Now, that's not to say that there's not room for comedians. But the comedians are not journalists. The role of the comedian has often been to point out the absurdity of any situation. But that doesn't mean that the comedian has the same place in the media matrix as the politician, the journalist of the partisan hack with airtime.

As mentioned by Jon Stewart:

Saturday, April 26, 2008

Anyone up for Radiohead?

Hey Leaguers,

It seems I have two tickets to Radiohead in Houston on May 17th. If anyone wants to go, let me know. You'll have the pleasure of not just my company, but that of Jamie.

Now, this isn't a give-away. You're gonna have to give me some cash.

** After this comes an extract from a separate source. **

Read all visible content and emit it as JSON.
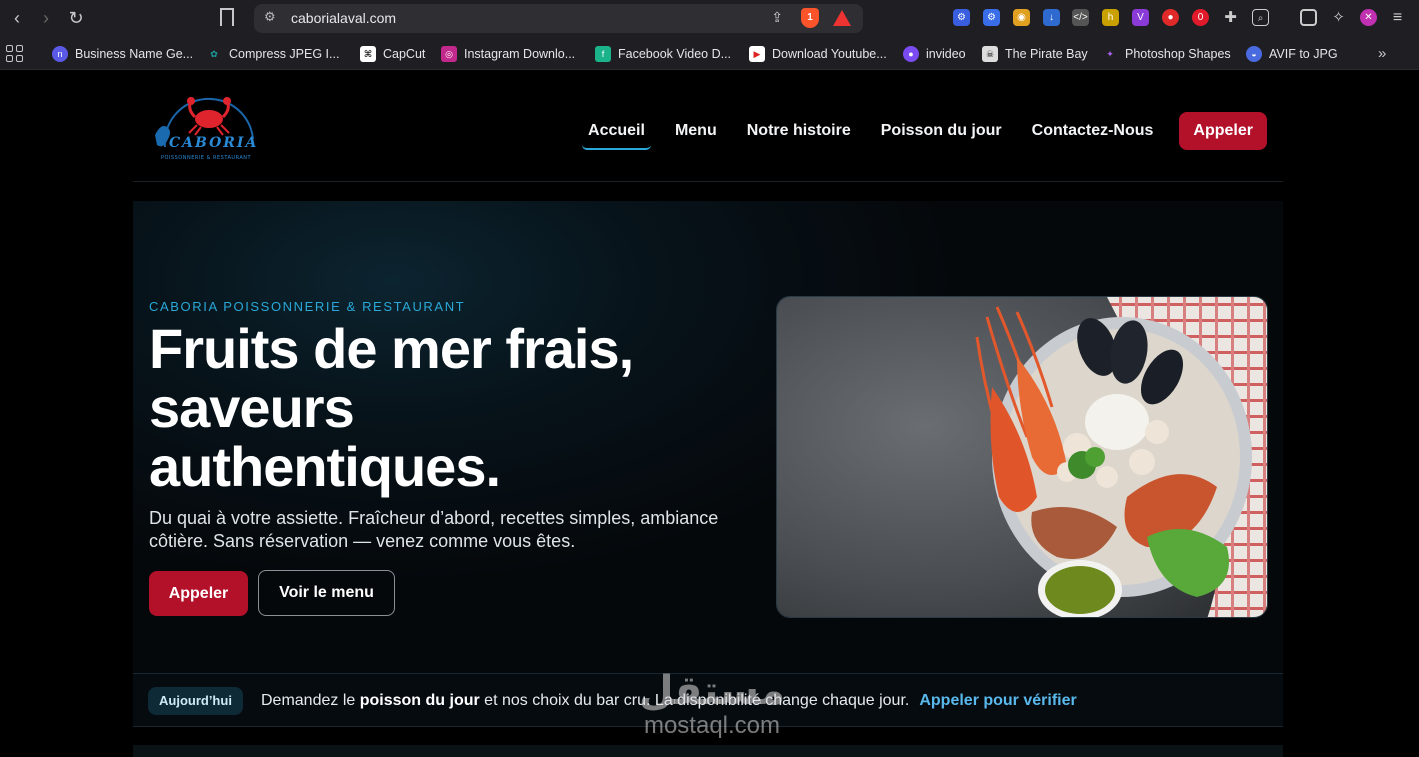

We do have seats under the pavilion dealy at the Cynthia Wood Mitchell Pavilion, so we're not on the grass, for what that's worth (which in Houston in May, might be a good thing).

So if you want the tickets, let me know.

Apparently, people think I'm a moron

Technically, the "Compare People" application embedded in Facebook isn't officially part of Facebook.

But I signed up for it in the early days of getting on Facebook, and once in a blue moon, it sends me an e-mail.

Today, this is what it sent me:

Your friends have voted on your strengths and weaknesses:


most outgoing
person with the best hair


most adventurous

So, apparently folks find me neither particularly adventurous, nor very smart.

That's what I needed in an e-mail today. I needed to know I have good hair (which I get from a Flobie-like device at Great Clips for $12.00). I'm somehow tough. And outgoing (where did that come from)?

But apparently, people don't find me very smart. At least compared to other people on Facebook.

Which, you know, does wonders for my self esteem.

Anyhow, I'm going to go stick my head in an oven. I will now be clicking on the link that says "disable e-mails here".